— How to complete this task —
Pull out every line from the listing that has the word "badge".

— Provided information —
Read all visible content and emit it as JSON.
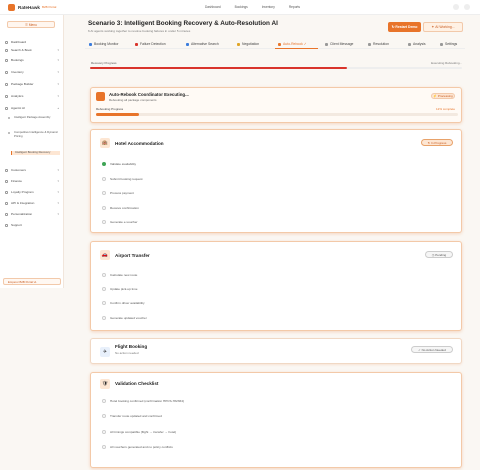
{
  "app": {
    "brand": "RateHawk",
    "brand_sub": "B2B Portal"
  },
  "topnav": [
    "Dashboard",
    "Bookings",
    "Inventory",
    "Reports"
  ],
  "sidebar": {
    "menu_label": "Menu",
    "items": [
      {
        "label": "Dashboard"
      },
      {
        "label": "Search & Book"
      },
      {
        "label": "Bookings"
      },
      {
        "label": "Inventory"
      },
      {
        "label": "Package Builder"
      },
      {
        "label": "Analytics"
      },
      {
        "label": "Agentic AI"
      }
    ],
    "sub_items": [
      {
        "label": "Intelligent Package Assembly"
      },
      {
        "label": "Competitive Intelligence & Dynamic Pricing"
      },
      {
        "label": "Intelligent Booking Recovery"
      }
    ],
    "items2": [
      {
        "label": "Customers"
      },
      {
        "label": "Finance"
      },
      {
        "label": "Loyalty Program"
      },
      {
        "label": "API & Integration"
      },
      {
        "label": "Personalization"
      },
      {
        "label": "Support"
      }
    ],
    "footer": "Emperor B2B Portal v1"
  },
  "header": {
    "title": "Scenario 3: Intelligent Booking Recovery & Auto-Resolution AI",
    "subtitle": "6 AI agents working together to resolve booking failures in under 5 minutes",
    "restart_label": "Restart Demo",
    "working_label": "AI Working..."
  },
  "tabs": [
    {
      "label": "Booking Monitor",
      "color": "#3b7ddd"
    },
    {
      "label": "Failure Detection",
      "color": "#d9342b"
    },
    {
      "label": "Alternative Search",
      "color": "#3b7ddd"
    },
    {
      "label": "Negotiation",
      "color": "#e0a526"
    },
    {
      "label": "Auto-Rebook",
      "color": "#e8742a"
    },
    {
      "label": "Client Message",
      "color": "#999999"
    },
    {
      "label": "Resolution",
      "color": "#999999"
    },
    {
      "label": "Analysis",
      "color": "#999999"
    },
    {
      "label": "Settings",
      "color": "#999999"
    }
  ],
  "active_tab": "Auto-Rebook",
  "recovery": {
    "label": "Recovery Progress",
    "status": "Executing Rebooking...",
    "progress": 0.69
  },
  "coordinator": {
    "title": "Auto-Rebook Coordinator Executing...",
    "subtitle": "Rebooking all package components",
    "badge": "Processing",
    "progress_label": "Rebooking Progress",
    "progress_value": "12% complete",
    "progress": 0.12
  },
  "hotel": {
    "title": "Hotel Accommodation",
    "badge": "In Progress",
    "steps": [
      {
        "label": "Validate availability",
        "done": true
      },
      {
        "label": "Submit booking request",
        "done": false
      },
      {
        "label": "Process payment",
        "done": false
      },
      {
        "label": "Receive confirmation",
        "done": false
      },
      {
        "label": "Generate e-voucher",
        "done": false
      }
    ]
  },
  "airport": {
    "title": "Airport Transfer",
    "badge": "Pending",
    "steps": [
      {
        "label": "Calculate new route",
        "done": false
      },
      {
        "label": "Update pick-up time",
        "done": false
      },
      {
        "label": "Confirm driver availability",
        "done": false
      },
      {
        "label": "Generate updated voucher",
        "done": false
      }
    ]
  },
  "flight": {
    "title": "Flight Booking",
    "subtitle": "No action needed",
    "badge": "No Action Needed"
  },
  "validation": {
    "title": "Validation Checklist",
    "steps": [
      {
        "label": "Hotel booking confirmed (confirmation HPCS-782364)",
        "done": false
      },
      {
        "label": "Transfer route updated and confirmed",
        "done": false
      },
      {
        "label": "All timings compatible (flight → transfer → hotel)",
        "done": false
      },
      {
        "label": "All vouchers generated and no policy conflicts",
        "done": false
      }
    ]
  },
  "colors": {
    "accent": "#e8742a",
    "danger": "#d9342b",
    "success": "#3fa556"
  }
}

— Answer to the problem —
    "badge": "Processing",
    "badge": "In Progress",
    "badge": "Pending",
    "badge": "No Action Needed"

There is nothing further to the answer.